# Lua OOP and classically-styled prototypal inheritance

I want to do some object-oriented programming in Lua, and I decided on something like this:

local B = {} -- in real life there is other stuff in B

B.Object = {

constructor = function() end,

extend = function(this, that, meta)
if not that then that = {} end
if not meta then meta = {} end
meta.__index = this
setmetatable(that, meta)
return that
end,

isa = function(this, that)
for meta in function() return getmetatable(this) end do
if this == that then return true end
this = meta.__index
end
return this == that
end,

new = function(this, ...)
local that = this:extend()
that:constructor(...)
return that
end,

}


All objects (including "class-like objects") extend B.Object, directly or indirectly. For example:

-- Request handler base

B.RequestHandler = B.Object:extend()

-- override these
function B.RequestHandler:accept() error "not implemented" end
function B.RequestHandler:process() error "not implemented" end

-- URL-encoded POST handler

B.PostHandler_URLEncoded = B.RequestHandler:extend()

function B.PostHandler_URLEncoded:accept()
return self.method == "POST" and
self.content_type == "application/x-www-form-urlencoded"
end

function B.PostHandler_URLEncoded:process()
-- some code
end

-- Multipart POST handler

B.PostHandler_Multipart = B.RequestHandler:extend()
-- etc.


It might be used something like this:

B.request_handlers = {
GetHandler:new(),
URLEncodedPostHandler:new(),
MultipartPostHandler:new(),
}

B.handle_request = function()
for k, v in ipairs(B.request_handlers) do
if v:accept() then
return v:process()
end
end
error "request not handled"
end


As far as I know, this is pretty much the normal way to handle inheritance in Lua. Did I miss anything? Is there anything that needs improvement?

• I would suggest adding some comments to describe the intent of your code. The biggest issue is probably private properties. I tried some ideas some time ago, but every option is either horribly incomplete (and as such would require loads of boilerplate code) or will introduce at least two more levels to the call stack. So my suggestion is: Try it without inheritance. Most issues of code replication can be resolved without inheritance. May 6, 2015 at 13:51

## 1 Answer

Example Usage

The example that you provide does not really help to explain how the code should work. I trust that it does work, but the variables don't exactly match up.

For example, this code here:

B.request_handlers = {
GetHandler:new(),
URLEncodedPostHandler:new(),
MultipartPostHandler:new(),
}

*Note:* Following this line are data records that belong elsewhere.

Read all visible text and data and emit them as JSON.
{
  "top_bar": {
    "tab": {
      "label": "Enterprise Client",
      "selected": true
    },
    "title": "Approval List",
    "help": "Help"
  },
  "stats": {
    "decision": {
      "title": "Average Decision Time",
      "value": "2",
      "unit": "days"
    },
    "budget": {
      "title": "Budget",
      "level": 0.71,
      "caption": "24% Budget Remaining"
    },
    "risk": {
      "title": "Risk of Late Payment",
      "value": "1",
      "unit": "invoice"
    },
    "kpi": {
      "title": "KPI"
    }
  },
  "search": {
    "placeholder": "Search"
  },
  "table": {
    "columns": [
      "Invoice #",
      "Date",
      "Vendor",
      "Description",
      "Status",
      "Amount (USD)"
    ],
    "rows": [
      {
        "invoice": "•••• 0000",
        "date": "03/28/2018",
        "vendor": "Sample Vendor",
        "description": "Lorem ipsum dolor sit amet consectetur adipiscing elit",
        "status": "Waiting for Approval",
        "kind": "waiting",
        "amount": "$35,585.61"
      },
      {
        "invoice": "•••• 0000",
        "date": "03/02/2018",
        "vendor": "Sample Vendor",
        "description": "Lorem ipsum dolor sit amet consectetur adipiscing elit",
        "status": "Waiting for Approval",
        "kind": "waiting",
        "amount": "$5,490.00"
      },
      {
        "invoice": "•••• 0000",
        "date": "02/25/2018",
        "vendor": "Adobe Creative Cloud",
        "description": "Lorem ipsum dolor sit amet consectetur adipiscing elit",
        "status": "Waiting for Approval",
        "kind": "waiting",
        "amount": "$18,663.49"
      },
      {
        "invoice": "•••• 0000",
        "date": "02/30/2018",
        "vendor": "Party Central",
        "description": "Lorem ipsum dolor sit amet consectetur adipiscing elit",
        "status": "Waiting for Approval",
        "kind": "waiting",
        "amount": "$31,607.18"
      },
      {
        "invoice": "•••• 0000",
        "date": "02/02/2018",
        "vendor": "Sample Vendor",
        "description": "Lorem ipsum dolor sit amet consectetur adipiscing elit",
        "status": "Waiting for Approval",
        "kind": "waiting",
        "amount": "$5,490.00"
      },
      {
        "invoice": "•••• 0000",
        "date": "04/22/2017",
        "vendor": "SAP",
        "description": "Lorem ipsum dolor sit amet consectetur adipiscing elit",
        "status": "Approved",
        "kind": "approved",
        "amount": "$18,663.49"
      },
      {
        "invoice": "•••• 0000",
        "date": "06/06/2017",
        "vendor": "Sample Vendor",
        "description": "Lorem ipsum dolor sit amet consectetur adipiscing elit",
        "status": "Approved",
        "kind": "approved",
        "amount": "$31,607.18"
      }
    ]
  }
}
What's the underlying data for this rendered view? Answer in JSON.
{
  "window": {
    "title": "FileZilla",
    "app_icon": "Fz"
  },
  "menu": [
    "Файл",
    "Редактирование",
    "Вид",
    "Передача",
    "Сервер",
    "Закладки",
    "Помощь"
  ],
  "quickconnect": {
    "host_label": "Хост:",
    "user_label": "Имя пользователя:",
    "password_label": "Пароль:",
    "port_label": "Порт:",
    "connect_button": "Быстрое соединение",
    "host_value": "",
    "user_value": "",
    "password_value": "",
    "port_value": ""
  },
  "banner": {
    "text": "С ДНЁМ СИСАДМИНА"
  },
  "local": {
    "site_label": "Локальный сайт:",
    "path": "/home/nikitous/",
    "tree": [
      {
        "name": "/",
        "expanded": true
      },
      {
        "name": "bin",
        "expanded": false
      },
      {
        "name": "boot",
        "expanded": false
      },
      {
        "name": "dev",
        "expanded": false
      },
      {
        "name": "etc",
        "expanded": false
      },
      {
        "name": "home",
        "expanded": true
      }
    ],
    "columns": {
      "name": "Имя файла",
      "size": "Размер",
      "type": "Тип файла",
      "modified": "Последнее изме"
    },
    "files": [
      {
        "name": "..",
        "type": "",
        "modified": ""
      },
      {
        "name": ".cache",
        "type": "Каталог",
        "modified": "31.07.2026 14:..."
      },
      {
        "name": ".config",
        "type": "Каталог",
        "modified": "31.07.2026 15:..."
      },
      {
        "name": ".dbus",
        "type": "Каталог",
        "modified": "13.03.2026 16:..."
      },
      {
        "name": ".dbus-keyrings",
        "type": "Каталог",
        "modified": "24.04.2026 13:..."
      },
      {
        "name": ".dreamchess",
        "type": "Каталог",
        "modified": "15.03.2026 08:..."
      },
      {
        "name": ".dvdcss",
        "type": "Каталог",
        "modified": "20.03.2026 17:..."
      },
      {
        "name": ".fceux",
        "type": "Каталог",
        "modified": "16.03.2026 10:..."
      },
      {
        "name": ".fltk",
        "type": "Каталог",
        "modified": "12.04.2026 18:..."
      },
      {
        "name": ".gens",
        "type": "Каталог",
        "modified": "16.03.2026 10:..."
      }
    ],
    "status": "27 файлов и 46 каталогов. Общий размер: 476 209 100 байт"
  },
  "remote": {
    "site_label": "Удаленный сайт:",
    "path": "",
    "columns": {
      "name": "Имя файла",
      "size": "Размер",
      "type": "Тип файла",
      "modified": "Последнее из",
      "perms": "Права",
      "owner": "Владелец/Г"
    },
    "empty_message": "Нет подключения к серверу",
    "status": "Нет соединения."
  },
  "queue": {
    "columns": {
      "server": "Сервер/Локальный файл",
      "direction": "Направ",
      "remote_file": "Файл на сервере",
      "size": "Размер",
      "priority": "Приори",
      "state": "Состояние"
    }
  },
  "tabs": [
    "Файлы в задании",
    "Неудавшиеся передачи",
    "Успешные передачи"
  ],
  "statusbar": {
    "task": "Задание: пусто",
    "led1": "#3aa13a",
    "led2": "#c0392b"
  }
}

What is B.request_handlers before this? You define the "class" like so in the former code block: B.RequestHandler = B.Object:extend() but now it is lower case and has an underscore. The same for the three calls inside those brackets. What does GetHandler call? I don't see a matching method anywhere. It's all just a little confusing.

Lack of Comments

The first code block is the most important one, because that is where you are establishing the actual Lua inheritance. The problem with the code it that it is very dense, and there is no explanation whatsoever about how it is expected to be used.

For example, you define the extend method like this:

extend = function(this, that, meta)
if not that then that = {} end
if not meta then meta = {} end
meta.__index = this
setmetatable(that, meta)
return that
end,


But then in your example you call it like this:

B.RequestHandler = B.Object:extend()


After reading through the method, I can understand that if extend() is called without any arguments, the arguments will be filled in inside the method. I think that it would be very helpful to have a comment explaining the valid ways of calling the extend method. In most languages, when a method has arguments they must be supplied or the compiler will complain. Since Lua is a dynamic language, you won't get this checking, and so I believe the comments explaining how to use your OOP implementation become even more important.

This, That, and the other

This code is very hard to understand:

isa = function(this, that)
for meta in function() return getmetatable(this) end do
if this == that then return true end
this = meta.__index
end
return this == that
end,

new = function(this, ...)
local that = this:extend()
that:constructor(...)
return that
end,


All of the this, that, then, this == that, return that, etc etc just twists my brain up into a knot. If I read the code very carefully line by line, I can eventually puzzle out what it does, but I think that this is a failure of the code.

It's true, you probably do not intend anyone to read your inheritance code. Rather, once you have set it up, it will just work and allow someone using the code to extend objects in a classical OOP way. However, I still think that by using better variable names, some comments, and a few more lines of code, it could be written in such a way that it could be understood immediately when reading it.

Also consider that someone who is not a native English speaker may struggle with the difference between this and that, and the then keyword does not help the situation.

Something Good

I like this code here:

-- override these
function B.RequestHandler:accept() error "not implemented" end
function B.RequestHandler:process() error "not implemented" end


The comment makes it very clear that these are the methods that should be overridden, and the string that will be returned if they are not will make it very clear what has gone wrong.